Stored records:
========================================================================

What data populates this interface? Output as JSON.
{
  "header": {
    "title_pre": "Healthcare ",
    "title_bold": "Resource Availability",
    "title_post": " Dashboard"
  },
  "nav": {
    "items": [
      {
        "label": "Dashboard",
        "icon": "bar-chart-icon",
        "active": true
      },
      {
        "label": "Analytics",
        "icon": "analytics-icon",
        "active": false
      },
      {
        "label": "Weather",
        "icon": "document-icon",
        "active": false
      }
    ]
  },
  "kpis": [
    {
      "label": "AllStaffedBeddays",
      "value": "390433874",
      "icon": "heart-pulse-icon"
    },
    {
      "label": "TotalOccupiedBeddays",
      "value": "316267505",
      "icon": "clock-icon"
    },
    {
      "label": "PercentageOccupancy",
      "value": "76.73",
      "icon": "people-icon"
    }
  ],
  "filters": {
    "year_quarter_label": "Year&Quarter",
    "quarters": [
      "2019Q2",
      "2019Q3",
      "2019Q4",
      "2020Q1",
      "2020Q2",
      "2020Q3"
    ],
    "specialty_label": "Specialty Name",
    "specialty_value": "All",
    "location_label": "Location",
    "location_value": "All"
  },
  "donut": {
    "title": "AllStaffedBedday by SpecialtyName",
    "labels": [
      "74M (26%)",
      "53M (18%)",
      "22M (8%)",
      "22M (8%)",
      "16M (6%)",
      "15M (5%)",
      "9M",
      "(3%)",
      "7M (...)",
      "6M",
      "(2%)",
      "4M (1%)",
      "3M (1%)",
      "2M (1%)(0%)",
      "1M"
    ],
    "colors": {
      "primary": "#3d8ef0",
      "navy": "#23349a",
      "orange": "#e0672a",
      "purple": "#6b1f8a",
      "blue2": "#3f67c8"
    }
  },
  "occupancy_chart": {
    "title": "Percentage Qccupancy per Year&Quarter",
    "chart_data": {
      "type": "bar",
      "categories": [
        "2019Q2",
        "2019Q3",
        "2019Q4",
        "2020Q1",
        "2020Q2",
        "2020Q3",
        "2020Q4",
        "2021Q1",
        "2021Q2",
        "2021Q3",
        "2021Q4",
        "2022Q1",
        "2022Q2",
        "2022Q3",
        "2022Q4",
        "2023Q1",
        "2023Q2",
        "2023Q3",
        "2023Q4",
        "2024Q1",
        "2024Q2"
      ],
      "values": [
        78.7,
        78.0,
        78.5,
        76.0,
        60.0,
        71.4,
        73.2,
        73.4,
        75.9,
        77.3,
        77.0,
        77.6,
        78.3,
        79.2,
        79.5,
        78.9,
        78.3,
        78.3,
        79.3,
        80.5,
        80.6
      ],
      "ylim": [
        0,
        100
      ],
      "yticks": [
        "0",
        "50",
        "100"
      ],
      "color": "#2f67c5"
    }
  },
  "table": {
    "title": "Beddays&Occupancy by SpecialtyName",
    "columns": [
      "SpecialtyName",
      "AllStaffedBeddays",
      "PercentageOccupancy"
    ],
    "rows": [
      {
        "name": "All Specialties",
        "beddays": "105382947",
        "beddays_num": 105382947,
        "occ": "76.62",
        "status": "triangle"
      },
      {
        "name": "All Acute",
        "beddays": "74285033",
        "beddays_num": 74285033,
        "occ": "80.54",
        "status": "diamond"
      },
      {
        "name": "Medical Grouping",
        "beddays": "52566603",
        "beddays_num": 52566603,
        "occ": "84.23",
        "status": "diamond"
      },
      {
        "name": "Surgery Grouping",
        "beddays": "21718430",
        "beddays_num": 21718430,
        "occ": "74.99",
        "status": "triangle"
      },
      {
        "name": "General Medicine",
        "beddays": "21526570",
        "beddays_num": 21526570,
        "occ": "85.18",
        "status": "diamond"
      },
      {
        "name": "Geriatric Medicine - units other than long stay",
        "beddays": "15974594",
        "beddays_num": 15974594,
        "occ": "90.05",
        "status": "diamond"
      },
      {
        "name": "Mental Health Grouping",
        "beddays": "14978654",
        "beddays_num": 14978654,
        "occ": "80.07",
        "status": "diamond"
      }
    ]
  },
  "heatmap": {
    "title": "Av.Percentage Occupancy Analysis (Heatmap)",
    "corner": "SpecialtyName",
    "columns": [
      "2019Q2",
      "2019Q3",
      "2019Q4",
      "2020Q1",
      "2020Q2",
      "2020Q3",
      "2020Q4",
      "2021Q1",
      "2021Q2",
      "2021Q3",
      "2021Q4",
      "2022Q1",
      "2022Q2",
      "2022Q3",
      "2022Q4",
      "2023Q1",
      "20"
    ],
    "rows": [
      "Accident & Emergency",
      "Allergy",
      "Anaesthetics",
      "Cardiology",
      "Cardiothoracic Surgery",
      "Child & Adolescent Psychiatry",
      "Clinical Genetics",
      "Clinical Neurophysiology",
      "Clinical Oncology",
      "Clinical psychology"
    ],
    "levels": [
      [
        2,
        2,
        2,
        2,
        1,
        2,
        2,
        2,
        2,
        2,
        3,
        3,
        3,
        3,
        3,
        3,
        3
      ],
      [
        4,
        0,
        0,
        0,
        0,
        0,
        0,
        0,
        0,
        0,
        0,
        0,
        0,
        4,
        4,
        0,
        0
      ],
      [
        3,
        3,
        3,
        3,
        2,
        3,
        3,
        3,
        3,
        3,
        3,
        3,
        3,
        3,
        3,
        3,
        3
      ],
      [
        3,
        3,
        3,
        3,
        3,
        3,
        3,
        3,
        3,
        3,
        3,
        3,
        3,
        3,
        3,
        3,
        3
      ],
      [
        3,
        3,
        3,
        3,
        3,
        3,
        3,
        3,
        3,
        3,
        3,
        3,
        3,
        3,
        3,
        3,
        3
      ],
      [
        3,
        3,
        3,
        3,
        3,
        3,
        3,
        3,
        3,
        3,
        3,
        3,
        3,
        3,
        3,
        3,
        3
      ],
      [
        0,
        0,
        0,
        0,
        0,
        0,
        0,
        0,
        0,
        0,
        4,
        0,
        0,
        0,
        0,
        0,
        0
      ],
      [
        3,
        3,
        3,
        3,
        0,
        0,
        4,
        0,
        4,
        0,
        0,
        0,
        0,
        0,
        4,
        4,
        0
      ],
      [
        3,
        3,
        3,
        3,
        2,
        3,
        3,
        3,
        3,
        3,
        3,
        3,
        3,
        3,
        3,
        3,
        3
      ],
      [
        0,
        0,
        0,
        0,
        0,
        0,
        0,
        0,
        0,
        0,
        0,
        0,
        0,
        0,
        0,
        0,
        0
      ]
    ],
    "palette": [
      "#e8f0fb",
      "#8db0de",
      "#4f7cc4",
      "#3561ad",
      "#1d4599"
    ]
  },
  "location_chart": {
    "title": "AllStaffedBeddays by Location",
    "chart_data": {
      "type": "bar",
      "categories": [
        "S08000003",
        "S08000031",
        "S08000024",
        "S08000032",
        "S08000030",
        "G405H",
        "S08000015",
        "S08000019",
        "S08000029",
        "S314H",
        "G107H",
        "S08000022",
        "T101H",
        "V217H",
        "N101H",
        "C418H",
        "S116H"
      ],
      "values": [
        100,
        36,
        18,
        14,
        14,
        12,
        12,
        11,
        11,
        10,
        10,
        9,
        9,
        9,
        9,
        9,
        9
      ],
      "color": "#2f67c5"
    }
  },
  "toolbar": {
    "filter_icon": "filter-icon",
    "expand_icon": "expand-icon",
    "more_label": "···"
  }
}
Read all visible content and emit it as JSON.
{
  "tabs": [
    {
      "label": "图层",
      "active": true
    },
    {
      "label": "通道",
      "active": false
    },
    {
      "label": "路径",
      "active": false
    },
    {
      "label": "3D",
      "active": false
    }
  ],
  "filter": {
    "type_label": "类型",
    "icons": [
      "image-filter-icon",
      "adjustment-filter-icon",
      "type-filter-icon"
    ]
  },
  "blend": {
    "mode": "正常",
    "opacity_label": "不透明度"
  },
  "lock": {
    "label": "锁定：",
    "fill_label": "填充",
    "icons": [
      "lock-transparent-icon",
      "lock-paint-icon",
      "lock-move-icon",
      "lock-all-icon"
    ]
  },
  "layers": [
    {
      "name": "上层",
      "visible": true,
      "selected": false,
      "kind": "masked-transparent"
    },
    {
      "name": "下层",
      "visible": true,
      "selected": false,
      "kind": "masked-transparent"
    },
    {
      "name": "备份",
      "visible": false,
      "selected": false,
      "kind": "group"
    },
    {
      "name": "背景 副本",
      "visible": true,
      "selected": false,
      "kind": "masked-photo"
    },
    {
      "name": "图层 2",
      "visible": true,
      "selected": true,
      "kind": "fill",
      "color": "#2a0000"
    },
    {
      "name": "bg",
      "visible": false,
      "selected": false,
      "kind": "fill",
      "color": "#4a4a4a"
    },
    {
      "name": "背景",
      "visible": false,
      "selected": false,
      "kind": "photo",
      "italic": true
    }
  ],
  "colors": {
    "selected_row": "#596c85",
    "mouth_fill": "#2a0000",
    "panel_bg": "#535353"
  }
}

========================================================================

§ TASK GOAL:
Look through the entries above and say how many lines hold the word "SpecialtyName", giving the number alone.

§ SOLUTION TO THIS PROBLEM:
4